» **Exercise prompt**: Would you print only the lines running from the one with "Serialize everything readable" to the final line of the data below, word for word and without pictures?

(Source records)
===

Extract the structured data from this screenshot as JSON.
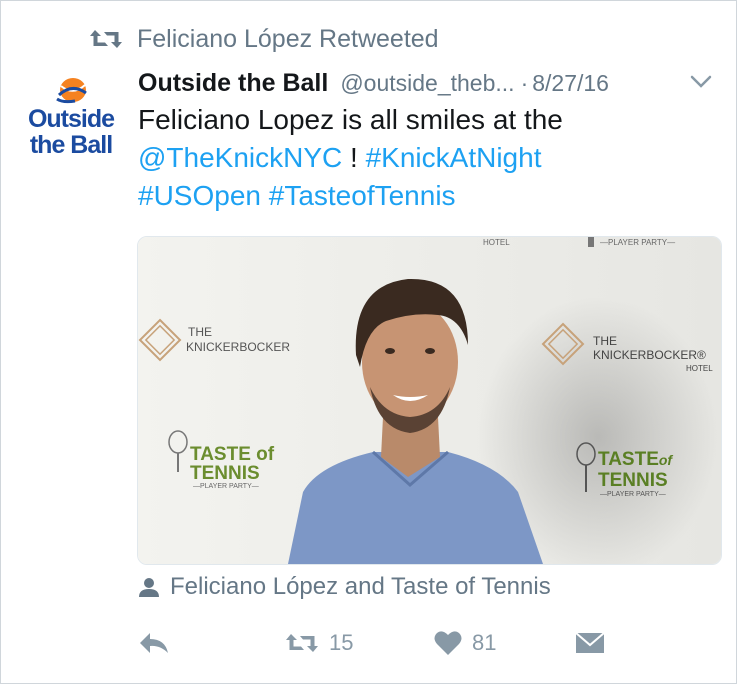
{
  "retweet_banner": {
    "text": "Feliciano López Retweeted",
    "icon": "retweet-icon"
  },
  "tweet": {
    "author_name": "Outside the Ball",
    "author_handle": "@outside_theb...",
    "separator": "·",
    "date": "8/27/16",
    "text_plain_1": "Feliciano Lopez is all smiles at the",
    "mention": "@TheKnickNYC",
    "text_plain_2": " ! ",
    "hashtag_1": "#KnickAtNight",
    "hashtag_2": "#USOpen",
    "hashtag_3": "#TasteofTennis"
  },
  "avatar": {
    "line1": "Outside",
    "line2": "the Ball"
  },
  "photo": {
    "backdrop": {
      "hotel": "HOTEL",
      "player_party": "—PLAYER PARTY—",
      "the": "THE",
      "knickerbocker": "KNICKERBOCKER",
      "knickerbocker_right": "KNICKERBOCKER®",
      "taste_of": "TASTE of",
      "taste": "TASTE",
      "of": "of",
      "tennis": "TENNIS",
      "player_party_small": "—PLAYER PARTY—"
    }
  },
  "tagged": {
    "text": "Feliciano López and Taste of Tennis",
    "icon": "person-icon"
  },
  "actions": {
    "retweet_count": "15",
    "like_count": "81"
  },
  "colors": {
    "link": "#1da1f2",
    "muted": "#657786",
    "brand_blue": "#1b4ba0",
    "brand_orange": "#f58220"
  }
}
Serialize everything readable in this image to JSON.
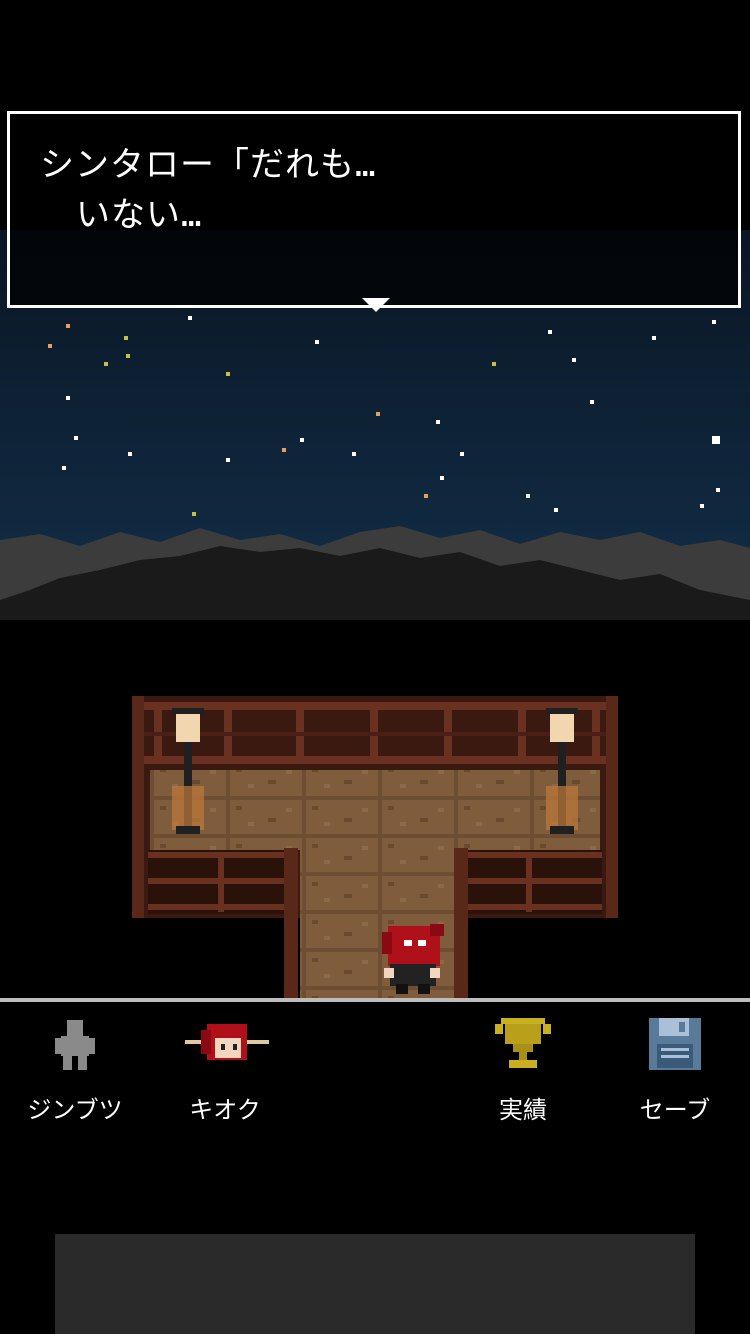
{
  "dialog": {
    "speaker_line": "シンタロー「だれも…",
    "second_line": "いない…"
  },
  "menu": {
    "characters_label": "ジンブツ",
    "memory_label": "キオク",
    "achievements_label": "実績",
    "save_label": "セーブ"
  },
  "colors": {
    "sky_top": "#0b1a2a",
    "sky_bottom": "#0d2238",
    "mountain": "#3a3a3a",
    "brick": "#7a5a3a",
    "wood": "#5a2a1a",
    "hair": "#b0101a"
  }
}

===

» **Solution to this problem**:
Serialize everything readable in this image to JSON.
{
  "dialog": {
    "speaker_line": "シンタロー「だれも…",
    "second_line": "いない…"
  },
  "menu": {
    "characters_label": "ジンブツ",
    "memory_label": "キオク",
    "achievements_label": "実績",
    "save_label": "セーブ"
  },
  "colors": {
    "sky_top": "#0b1a2a",
    "sky_bottom": "#0d2238",
    "mountain": "#3a3a3a",
    "brick": "#7a5a3a",
    "wood": "#5a2a1a",
    "hair": "#b0101a"
  }
}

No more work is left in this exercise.